Robert MacKenzie is Senior Lecturer in Industrial Relations in Leeds University Business School, Chris Forde is Senior Lecturer in Industrial Relations in Leeds University Business School, Andrew Robinson is Senior Lecturer in Accounting and Finance in Leeds University Business School, Hugh Cook is Researcher in Leeds University Business School*, Birgitta Eriksson is Associate Professor in Working Life Science, Karlstad University, Patrik Larsson is Associate Professor in Working Life Science, Karlstad University and Ann Bergman is Associate Professor in Working Life Science, Karlstad University.

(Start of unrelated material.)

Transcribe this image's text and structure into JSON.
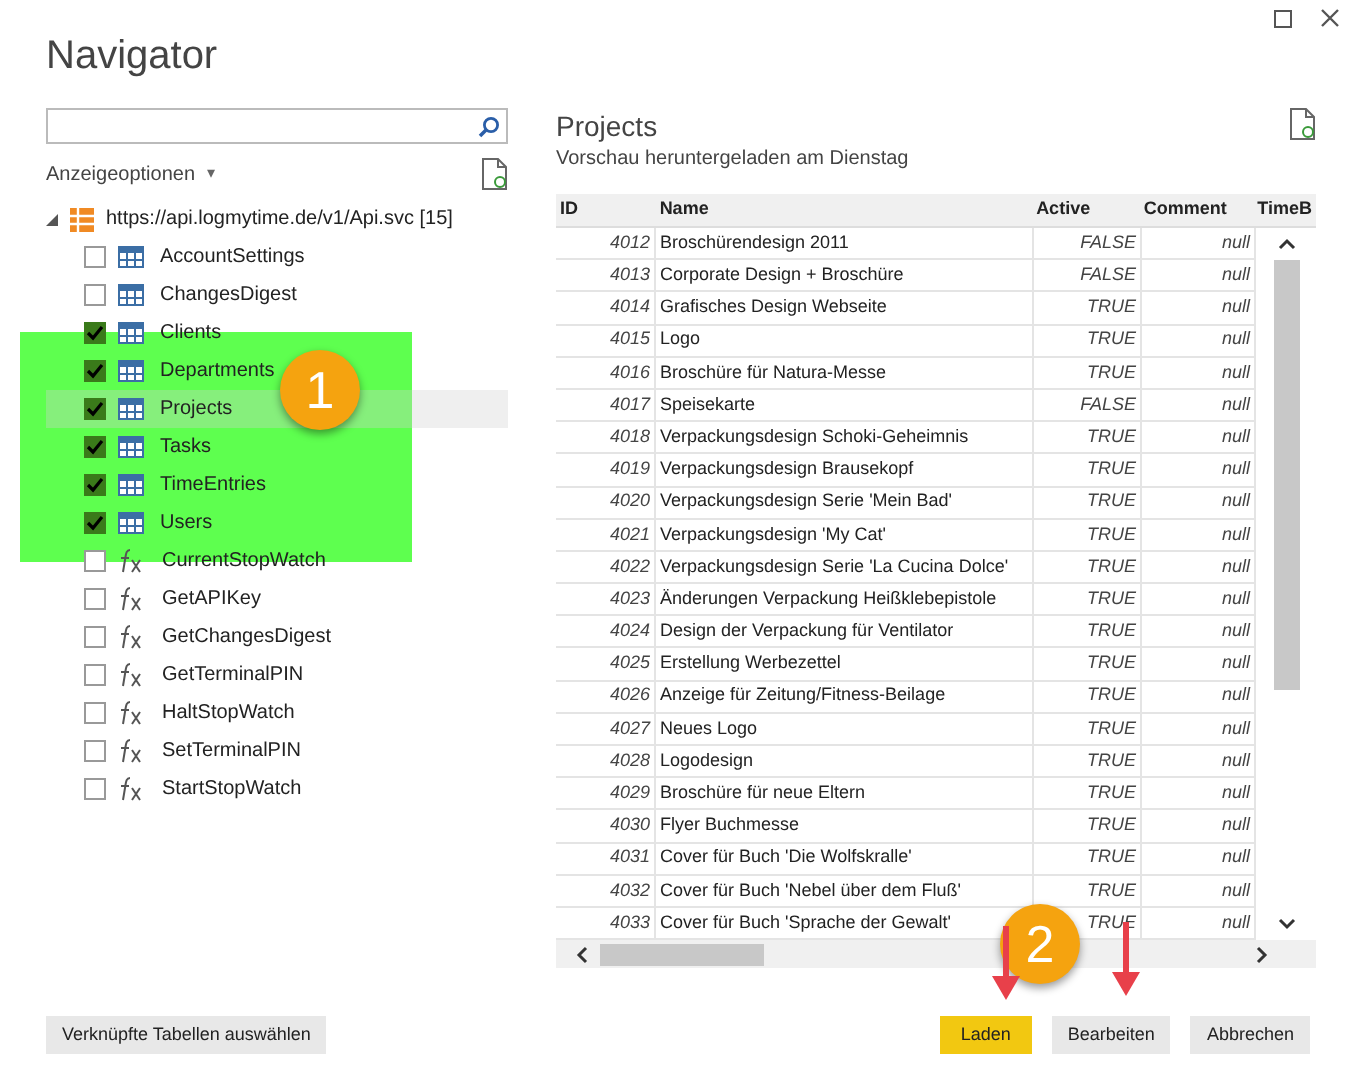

Contingent work in the UK and Sweden: evidence from the construction industry
Article first published online: 2 NOV 2010
© 2010 The Author(s). Industrial Relations Journal © 2010 Blackwell Publishing Ltd
Industrial Relations Journal
Volume 41, Issue 6, pages 603–621, November 2010
How to Cite
MacKenzie, R., Forde, C., Robinson, A., Cook, H., Eriksson, B., Larsson, P. and Bergman, A. (2010), Contingent work in the UK and Sweden: evidence from the construction industry. Industrial Relations Journal, 41: 603–621. doi: 10.1111/j.1468-2338.2010.00588.x
We would like to thank Sheetal Mistry for her research assistance.
- Issue published online: 2 NOV 2010
- Article first published online: 2 NOV 2010
This article explores the use of contingent forms of employment in two diverse country contexts—the UK and Sweden—and investigates the influence of changing regulatory and economic conditions over a period that covers the current economic downturn. Drawing on quantitative and qualitative data for the construction sector, the article addresses three questions. How do employers balance their flexibility preferences in the context of regulatory constraints? How has the global recession influenced employer behaviour? And to what extent can the Swedish experience be explained by convergence on other country models? While the UK employment model encourages employers to externalise the risk of unpredictable market conditions through the use of contingent contracts, the more supportive welfare regime in Sweden underpins a resilient preference of employers for open-ended employment contracts. Ongoing changes in labour market regulation pose challenges to the strongly regulated Swedish model, yet we find only a shared direction of travel with the UK rather than convergence in the use of contingent employment.